17. LEA Conditions
The LEA may want to condition the operation of the facility. When considering what kind of conditions may be appropriate, the LEA should consider any past enforcement issues with the operator or any environmental impacts associated with the design and operations of the facility which may need mitigating. The LEA should not restate conditions from the permits issued by other agencies. Conditions that are more restrictive than the limits expressed in a Regional Water Quality Control Board or local air district permit or order should be solely for the purpose of protecting the public health and safety and the environment along with the citation of the authority which supports such condition.

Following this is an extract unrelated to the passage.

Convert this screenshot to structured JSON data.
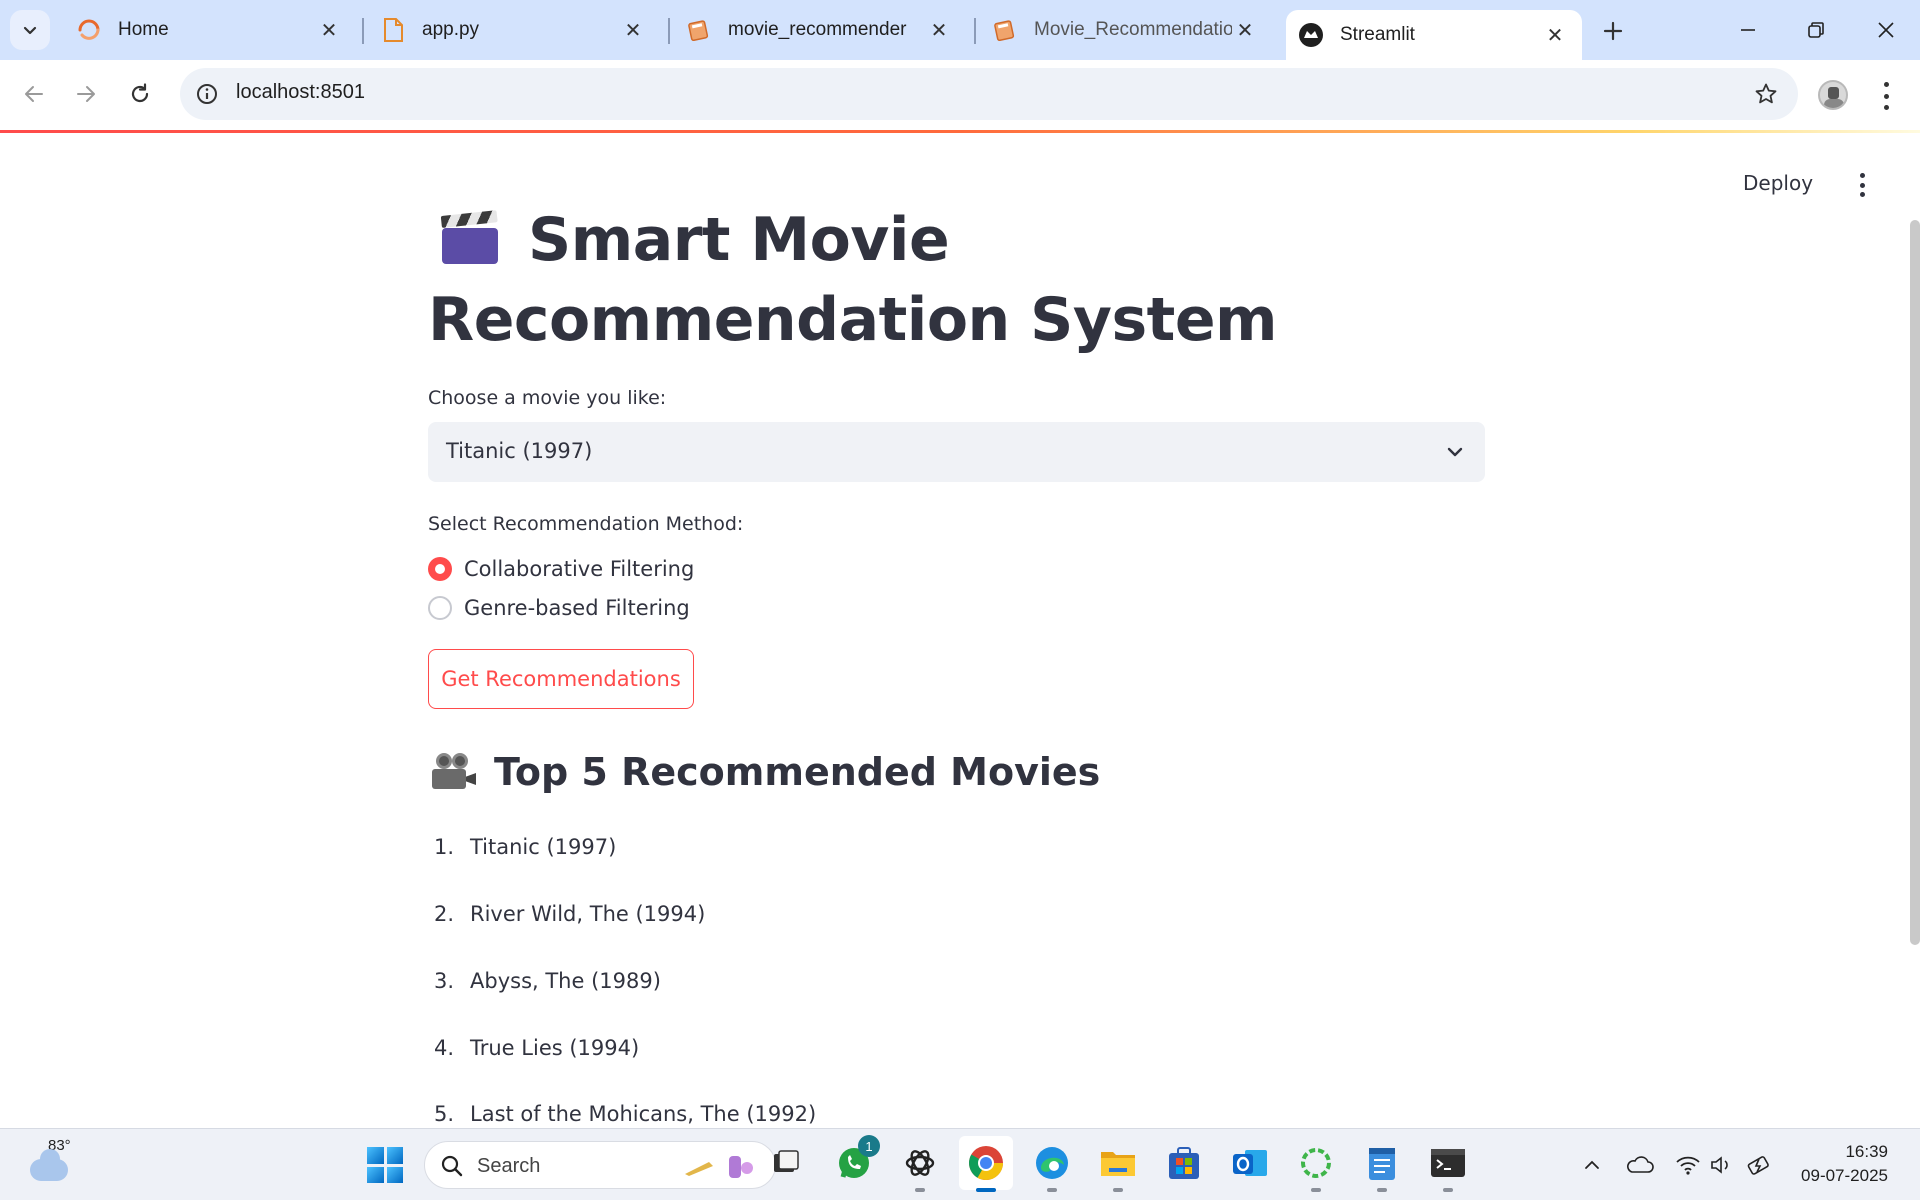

The information contained in the report of facility information shall be used to determine whether a permit should be issued and to provide information to be included within the permit, if in the opinion of the LEA it is applicable. The report of facility information should be referenced in the “conditions” section of the permit, and the LEA may include as much of the report in the permit as deemed applicable pursuant to 27 CCR 21600 (a). It is suggested that language be crafted to allow for future amendments to the report of facility information.
The permit could contain prohibitions on the acceptance of any liquid waste sludge, non-hazardous waste requiring special handling, designated waste or hazardous waste.
Mitigation measures that are adopted as part of the CEQA analysis are often included in the LEA conditions. The LEA should only include those mitigation measures that it has the authority to enforce under the PRC, 14 CCR and 27 CCR.
A clear and concise permit, although not always easy to write, benefits the LEA, operator and CalRecycle. It is necessary to strive toward writing permit conditions that are explicit and indisputable. CalRecycle encourages LEAs to work closely with their Permitting and LEA Support representatives when preparing the permits. This helps to reduce potential problems and misinterpretations on or near the day of the hearing.
Lastly, the LEAs may incorporate other limits and conditions in the permit, as they deem necessary to protect the public health and safety and the environment and to ensure the facilities’ ability to comply with State Minimum Standards for design and operation with an authority citation. All limits or conditions should be within the LEA’s authority. Proposed limits or conditions that may overlap with the Regional Water Quality Control Board or local air district limits should be established only after coordinating with the appropriate agency and operator and before the proposed limits are included in the permit, pursuant to 27 CCR 20005 and 20030 and PRC 43101 et seq.
If you have any questions or need additional information, please contact your Permitting and Certification representative.